Graney is intensely visual, and says her attraction to Darger's paintings was immediate. When a friend showed her a catalog from a gallery retrospective, Graney says she thought to herself, "I don't know what this is, but I have to use it." She found inspiration in Darger's stilted forms, their strangely limited movement and visceral formalism.
As a means into The Vivian Girls, some background about Henry Darger: A loner, he worked as a janitor and dishwasher, and was remembered by his Chicago neighbors as a rumpled, detached scavenger who was frequently seen trawling for odd bits of refuse that he brought home to the small room he rented for 40 years.
Darger's self-imposed isolation was borne of extremity: He lost his mother at 4, from complications resulting from the birth of her second child. The baby sister, whom Darger never saw, was immediately put up for adoption. As a young boy, Darger continued to live with his father, but at age 8, his father's physical infirmities rendered him unable to care for the boy, and Darger was placed in an orphanage. Here, Darger's verbal and physical tics quickly earned him the nickname "Crazy," one that stuck for the rest of his life.
Darger was clearly pained by social interactions, and never pursued relationships, or sex; perhaps for fear that he might mistakenly couple with the sister he never knew.
In old age, Darger moved to the same nursing home his father had died in, and passed away, penniless and alone. He was given a pauper's burial.
Yet here was the turning point. Darger's landlord, himself an artist, went to empty out Darger's room, and made a remarkable discovery: Amidst the piles of hoarded detritus was a manual typewriter, and the epic novel Darger had written and illustrated with hundreds of watercolor collages. Suddenly significant, Darger's workspace was preserved, and he was vaulted, posthumously, into the art world.
Darger's novel tells the story of a band of child-slaves who rise up against many arbitrary and punishing authorities. Darger's notebooks reveal anxieties over his artistic abilities, especially the human form: To depict The Vivian Girls, Darger borrowed images from advertising and magazines, even comic books. The resulting girls are all doe-eyes and baby doll dresses: they look like Campbell Soup Kids. But Darger gives each girl a small, hairless penis, as charming as the pre-pubescent nub on a rococo fountain, yet there's something unsettling about the androgynous ambiguity.
The transcendent gravity of Darger's vision walks between hyper-ideal innocence and un-gloved sadism. Critics compare Darger's work to William Blake, and both work in the "realms of the unreal," to borrow a phrase from Darger. But unlike the polemical Blake, who constantly refined and edited his works to make them more appealing, Darger shied away from the sale of his work: It is Darger's poverty, his monastic devotion, and his isolation that fuel the contemporary audience's fascination with him.

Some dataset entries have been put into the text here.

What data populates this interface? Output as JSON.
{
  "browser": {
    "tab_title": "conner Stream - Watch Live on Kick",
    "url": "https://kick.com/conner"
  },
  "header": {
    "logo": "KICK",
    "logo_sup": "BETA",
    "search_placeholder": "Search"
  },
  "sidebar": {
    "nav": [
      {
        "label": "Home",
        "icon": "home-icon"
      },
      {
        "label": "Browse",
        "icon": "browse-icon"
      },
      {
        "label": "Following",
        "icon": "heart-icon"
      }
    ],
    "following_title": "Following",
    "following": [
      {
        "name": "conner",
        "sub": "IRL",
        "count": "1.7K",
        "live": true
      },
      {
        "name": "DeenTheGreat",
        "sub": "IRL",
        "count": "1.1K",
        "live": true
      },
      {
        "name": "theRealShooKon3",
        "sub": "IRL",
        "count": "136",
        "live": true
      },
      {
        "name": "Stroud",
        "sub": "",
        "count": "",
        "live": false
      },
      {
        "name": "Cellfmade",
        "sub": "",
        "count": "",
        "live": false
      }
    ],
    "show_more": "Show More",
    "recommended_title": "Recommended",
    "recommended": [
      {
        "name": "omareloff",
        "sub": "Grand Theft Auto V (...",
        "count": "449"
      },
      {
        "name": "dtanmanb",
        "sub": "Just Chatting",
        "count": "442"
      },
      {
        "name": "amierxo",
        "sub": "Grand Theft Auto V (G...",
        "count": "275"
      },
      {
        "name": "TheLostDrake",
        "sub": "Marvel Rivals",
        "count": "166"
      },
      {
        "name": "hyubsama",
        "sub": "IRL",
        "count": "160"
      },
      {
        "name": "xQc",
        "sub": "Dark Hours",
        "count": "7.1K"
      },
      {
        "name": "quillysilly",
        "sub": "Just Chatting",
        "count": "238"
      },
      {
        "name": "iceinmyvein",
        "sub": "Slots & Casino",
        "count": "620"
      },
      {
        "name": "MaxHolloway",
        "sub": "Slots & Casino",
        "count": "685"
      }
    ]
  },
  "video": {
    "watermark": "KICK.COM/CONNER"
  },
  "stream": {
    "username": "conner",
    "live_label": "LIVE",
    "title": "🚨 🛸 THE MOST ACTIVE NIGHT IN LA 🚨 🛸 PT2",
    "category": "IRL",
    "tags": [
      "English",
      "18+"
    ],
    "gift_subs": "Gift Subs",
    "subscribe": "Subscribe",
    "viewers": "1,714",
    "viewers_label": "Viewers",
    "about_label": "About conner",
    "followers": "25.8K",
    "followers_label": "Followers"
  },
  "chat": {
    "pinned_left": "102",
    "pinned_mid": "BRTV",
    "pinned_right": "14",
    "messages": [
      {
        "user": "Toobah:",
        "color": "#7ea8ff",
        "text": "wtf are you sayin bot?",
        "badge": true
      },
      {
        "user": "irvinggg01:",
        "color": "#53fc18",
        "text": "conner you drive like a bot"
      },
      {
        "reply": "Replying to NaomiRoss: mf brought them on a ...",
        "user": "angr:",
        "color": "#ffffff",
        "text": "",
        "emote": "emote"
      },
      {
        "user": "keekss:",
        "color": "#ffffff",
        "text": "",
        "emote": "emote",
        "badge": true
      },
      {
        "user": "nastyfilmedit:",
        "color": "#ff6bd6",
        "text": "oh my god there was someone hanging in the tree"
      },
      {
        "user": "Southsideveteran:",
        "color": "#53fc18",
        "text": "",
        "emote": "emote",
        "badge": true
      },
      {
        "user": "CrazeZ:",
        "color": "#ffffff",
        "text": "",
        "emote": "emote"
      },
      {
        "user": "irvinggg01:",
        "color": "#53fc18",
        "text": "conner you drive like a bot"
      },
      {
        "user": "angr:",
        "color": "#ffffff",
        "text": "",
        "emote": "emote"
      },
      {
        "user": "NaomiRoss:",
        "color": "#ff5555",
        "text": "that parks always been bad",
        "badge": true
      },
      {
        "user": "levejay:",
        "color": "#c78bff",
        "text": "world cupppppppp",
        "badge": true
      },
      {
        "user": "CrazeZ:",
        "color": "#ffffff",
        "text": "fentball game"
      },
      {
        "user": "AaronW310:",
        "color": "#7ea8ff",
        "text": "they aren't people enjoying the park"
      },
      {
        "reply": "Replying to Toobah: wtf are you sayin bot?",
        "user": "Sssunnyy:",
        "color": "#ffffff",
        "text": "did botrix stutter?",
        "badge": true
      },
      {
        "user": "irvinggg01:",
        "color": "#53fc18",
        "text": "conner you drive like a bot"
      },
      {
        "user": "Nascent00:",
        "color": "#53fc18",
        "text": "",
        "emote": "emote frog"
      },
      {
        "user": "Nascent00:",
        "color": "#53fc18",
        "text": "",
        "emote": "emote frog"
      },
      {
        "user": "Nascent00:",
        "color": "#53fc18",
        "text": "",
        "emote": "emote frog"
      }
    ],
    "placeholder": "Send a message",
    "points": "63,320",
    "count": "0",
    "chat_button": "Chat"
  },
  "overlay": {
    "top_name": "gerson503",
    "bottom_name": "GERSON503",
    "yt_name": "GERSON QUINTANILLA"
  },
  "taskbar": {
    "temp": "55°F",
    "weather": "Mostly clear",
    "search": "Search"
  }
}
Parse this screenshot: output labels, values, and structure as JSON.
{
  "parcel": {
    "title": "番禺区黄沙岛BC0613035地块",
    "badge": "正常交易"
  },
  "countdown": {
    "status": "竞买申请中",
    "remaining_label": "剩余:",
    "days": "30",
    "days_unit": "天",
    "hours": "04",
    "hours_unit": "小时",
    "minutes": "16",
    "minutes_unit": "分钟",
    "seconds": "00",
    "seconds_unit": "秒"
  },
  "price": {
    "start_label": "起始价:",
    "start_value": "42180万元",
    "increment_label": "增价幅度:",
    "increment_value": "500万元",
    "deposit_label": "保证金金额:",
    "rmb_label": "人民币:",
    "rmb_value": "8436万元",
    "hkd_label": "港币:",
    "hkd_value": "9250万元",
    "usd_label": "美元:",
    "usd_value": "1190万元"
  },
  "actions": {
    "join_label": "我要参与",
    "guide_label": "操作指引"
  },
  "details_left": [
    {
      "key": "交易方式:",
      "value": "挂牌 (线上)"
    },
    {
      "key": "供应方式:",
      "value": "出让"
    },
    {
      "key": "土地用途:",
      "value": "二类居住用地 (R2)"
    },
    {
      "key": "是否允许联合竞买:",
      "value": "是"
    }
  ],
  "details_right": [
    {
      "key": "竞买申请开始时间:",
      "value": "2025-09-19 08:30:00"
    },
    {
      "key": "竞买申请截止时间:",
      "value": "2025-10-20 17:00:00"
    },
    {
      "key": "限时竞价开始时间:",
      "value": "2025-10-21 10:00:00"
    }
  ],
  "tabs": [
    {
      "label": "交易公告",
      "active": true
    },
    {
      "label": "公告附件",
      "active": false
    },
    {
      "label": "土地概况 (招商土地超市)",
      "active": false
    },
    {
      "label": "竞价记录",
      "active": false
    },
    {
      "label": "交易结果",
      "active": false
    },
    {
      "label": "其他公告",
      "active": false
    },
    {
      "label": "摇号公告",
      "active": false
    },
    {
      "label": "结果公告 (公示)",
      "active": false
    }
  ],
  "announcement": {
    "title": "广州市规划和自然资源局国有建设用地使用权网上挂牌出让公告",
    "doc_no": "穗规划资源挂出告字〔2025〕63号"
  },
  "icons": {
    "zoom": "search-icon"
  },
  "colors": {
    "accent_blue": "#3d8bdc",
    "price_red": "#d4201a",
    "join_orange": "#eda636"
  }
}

Darger miraculously uses the very stuff of exchange to build his lonely world. With an incendiary hand, his work bears witness to brutalities, and singes the very notion of attachment. Still, like a green shoot from the ashes, there is humanity: Darger's concern for the plight of the Vivian Girls comes through on every page.
Graney's performance, which includes over 50 projected slides of Darger's collages, does not attempt to tell his story. Instead, Graney says, her goal, "is to share with audiences the way I see his work, in all its beauty and horror."